_About this task_. Every word of every entry must be retyped exactly.

_Data for analysis_.
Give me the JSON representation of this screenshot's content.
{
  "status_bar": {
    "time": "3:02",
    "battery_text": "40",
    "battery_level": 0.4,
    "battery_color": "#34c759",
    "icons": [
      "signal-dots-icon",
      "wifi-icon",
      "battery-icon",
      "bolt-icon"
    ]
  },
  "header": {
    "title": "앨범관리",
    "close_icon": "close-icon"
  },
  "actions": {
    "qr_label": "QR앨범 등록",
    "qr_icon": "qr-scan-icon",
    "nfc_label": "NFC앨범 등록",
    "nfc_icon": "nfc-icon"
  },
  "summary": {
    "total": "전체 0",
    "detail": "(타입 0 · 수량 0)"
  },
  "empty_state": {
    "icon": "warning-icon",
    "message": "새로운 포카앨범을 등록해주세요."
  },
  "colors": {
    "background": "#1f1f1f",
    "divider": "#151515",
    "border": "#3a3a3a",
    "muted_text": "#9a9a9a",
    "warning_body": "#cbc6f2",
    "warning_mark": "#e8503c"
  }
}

_Task output_.
Give me the JSON representation of this screenshot's content.
{
  "status_bar": {
    "time": "3:02",
    "battery_text": "40",
    "battery_level": 0.4,
    "battery_color": "#34c759",
    "icons": [
      "signal-dots-icon",
      "wifi-icon",
      "battery-icon",
      "bolt-icon"
    ]
  },
  "header": {
    "title": "앨범관리",
    "close_icon": "close-icon"
  },
  "actions": {
    "qr_label": "QR앨범 등록",
    "qr_icon": "qr-scan-icon",
    "nfc_label": "NFC앨범 등록",
    "nfc_icon": "nfc-icon"
  },
  "summary": {
    "total": "전체 0",
    "detail": "(타입 0 · 수량 0)"
  },
  "empty_state": {
    "icon": "warning-icon",
    "message": "새로운 포카앨범을 등록해주세요."
  },
  "colors": {
    "background": "#1f1f1f",
    "divider": "#151515",
    "border": "#3a3a3a",
    "muted_text": "#9a9a9a",
    "warning_body": "#cbc6f2",
    "warning_mark": "#e8503c"
  }
}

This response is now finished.